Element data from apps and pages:
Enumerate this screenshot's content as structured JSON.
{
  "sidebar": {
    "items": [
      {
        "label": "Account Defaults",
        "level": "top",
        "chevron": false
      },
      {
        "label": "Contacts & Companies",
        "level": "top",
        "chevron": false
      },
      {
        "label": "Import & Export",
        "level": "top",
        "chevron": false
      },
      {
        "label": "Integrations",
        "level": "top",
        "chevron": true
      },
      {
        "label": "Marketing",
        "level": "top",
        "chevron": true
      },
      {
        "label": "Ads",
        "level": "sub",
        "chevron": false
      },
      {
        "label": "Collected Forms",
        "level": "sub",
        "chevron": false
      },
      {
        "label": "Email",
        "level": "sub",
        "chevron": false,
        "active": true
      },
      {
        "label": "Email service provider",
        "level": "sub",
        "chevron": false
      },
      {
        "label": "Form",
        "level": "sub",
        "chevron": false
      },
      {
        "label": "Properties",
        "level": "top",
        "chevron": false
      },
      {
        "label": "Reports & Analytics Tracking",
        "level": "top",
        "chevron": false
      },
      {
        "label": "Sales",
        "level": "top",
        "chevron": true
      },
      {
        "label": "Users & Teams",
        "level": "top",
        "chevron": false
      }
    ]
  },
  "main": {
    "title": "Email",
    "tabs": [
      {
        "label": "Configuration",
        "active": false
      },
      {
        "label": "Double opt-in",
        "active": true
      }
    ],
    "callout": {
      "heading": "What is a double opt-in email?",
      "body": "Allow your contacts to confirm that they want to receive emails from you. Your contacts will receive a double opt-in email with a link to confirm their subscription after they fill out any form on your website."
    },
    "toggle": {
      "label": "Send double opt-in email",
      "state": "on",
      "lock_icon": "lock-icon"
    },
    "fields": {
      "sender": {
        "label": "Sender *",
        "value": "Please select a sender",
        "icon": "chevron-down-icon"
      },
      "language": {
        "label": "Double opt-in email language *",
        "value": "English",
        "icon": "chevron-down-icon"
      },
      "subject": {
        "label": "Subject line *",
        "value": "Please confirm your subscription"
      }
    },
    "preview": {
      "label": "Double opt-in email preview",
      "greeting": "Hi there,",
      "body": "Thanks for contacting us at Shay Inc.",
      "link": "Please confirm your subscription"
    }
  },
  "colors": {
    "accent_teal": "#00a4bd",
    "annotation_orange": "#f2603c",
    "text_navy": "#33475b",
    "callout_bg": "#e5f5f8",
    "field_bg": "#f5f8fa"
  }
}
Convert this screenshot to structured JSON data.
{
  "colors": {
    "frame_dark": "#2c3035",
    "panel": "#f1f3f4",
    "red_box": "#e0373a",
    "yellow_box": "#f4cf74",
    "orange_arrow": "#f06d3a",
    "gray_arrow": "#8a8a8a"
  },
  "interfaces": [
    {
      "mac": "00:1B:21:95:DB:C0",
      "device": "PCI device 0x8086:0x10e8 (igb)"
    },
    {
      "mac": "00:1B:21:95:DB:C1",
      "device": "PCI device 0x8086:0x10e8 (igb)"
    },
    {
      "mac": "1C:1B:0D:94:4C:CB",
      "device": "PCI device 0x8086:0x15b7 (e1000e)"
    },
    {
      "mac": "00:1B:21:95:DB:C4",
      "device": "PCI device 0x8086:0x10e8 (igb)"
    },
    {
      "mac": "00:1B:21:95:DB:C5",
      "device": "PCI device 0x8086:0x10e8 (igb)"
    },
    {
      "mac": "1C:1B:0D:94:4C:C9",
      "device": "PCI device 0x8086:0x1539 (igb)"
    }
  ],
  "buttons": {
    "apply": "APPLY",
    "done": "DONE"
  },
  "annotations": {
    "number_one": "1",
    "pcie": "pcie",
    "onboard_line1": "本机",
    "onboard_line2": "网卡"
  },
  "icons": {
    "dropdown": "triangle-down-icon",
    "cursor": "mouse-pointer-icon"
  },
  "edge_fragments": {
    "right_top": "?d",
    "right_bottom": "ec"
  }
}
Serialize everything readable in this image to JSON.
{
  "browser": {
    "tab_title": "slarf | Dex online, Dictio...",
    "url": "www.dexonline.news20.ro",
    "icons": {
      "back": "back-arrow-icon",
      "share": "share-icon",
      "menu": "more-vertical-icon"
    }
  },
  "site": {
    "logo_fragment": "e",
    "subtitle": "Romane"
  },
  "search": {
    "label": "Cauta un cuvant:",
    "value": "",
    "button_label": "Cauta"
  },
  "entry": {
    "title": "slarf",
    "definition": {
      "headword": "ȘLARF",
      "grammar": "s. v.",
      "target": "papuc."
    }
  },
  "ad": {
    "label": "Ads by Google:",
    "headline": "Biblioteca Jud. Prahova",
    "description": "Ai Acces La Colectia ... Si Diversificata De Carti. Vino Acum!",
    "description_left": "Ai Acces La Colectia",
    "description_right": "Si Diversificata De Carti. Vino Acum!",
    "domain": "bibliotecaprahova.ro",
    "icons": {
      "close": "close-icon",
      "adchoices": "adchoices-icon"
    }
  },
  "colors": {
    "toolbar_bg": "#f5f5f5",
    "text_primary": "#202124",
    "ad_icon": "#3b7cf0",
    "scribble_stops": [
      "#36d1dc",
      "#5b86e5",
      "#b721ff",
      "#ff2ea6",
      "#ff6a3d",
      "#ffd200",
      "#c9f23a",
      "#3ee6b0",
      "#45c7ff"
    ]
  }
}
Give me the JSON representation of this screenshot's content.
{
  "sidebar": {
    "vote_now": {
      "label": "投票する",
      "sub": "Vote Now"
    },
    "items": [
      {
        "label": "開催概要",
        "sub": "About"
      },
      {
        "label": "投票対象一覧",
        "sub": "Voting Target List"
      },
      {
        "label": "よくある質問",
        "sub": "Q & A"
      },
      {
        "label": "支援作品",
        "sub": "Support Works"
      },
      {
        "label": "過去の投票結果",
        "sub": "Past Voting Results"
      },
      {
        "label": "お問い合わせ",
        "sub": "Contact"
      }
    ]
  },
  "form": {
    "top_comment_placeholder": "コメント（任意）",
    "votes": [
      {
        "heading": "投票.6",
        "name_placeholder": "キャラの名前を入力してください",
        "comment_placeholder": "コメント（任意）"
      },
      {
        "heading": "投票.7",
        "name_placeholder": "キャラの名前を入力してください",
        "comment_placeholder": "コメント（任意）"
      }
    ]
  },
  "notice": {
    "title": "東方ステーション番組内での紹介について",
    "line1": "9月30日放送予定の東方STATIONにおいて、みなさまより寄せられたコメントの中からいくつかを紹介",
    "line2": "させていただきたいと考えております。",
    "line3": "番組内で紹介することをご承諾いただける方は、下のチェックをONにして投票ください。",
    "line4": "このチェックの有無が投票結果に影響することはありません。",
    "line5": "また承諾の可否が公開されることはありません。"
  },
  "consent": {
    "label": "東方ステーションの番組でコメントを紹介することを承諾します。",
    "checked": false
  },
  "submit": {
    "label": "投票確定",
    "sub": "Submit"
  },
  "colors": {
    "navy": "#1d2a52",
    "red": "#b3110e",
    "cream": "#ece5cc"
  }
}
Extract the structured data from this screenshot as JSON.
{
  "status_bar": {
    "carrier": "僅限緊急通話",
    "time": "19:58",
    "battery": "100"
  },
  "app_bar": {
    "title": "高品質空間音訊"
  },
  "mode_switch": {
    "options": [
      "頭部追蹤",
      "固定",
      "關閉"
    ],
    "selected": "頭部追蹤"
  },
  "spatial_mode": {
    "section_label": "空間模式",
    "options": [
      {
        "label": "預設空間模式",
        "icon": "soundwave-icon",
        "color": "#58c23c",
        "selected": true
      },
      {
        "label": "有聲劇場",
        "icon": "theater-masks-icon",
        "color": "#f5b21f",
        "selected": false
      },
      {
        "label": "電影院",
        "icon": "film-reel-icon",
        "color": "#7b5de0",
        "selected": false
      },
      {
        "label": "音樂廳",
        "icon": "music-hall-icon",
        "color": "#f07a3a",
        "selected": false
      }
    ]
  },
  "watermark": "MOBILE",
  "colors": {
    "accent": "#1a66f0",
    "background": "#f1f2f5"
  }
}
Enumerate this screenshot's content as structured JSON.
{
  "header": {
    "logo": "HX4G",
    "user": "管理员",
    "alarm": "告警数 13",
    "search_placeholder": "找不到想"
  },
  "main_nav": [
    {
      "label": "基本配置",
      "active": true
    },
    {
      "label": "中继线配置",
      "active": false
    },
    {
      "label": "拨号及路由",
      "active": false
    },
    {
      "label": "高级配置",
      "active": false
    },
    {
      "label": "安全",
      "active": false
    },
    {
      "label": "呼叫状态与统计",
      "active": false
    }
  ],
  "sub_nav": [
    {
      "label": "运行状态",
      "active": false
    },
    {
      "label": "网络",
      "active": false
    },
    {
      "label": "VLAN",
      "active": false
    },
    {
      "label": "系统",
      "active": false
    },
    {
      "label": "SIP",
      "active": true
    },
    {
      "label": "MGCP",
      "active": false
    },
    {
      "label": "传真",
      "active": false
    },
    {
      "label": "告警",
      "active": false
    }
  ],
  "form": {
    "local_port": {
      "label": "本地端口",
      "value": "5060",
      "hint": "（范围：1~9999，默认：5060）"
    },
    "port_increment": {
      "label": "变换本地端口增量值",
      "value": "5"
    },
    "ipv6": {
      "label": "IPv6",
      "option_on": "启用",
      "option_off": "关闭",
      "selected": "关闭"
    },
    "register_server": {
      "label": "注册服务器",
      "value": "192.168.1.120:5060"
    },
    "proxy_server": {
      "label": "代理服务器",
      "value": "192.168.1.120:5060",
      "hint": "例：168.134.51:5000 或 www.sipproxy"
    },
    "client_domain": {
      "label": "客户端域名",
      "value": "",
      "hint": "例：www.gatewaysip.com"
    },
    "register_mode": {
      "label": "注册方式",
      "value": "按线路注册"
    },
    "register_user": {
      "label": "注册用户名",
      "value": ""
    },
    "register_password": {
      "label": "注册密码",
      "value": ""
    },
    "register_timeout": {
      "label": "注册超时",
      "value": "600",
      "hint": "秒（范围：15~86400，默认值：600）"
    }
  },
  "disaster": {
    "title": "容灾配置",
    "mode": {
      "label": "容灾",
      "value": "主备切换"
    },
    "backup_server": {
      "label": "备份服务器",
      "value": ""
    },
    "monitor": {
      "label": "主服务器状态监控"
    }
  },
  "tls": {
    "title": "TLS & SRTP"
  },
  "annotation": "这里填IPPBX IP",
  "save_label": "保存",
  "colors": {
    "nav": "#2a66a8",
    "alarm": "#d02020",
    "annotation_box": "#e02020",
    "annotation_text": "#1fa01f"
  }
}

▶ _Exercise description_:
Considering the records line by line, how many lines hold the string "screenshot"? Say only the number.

▶ _Solution to this task_:
5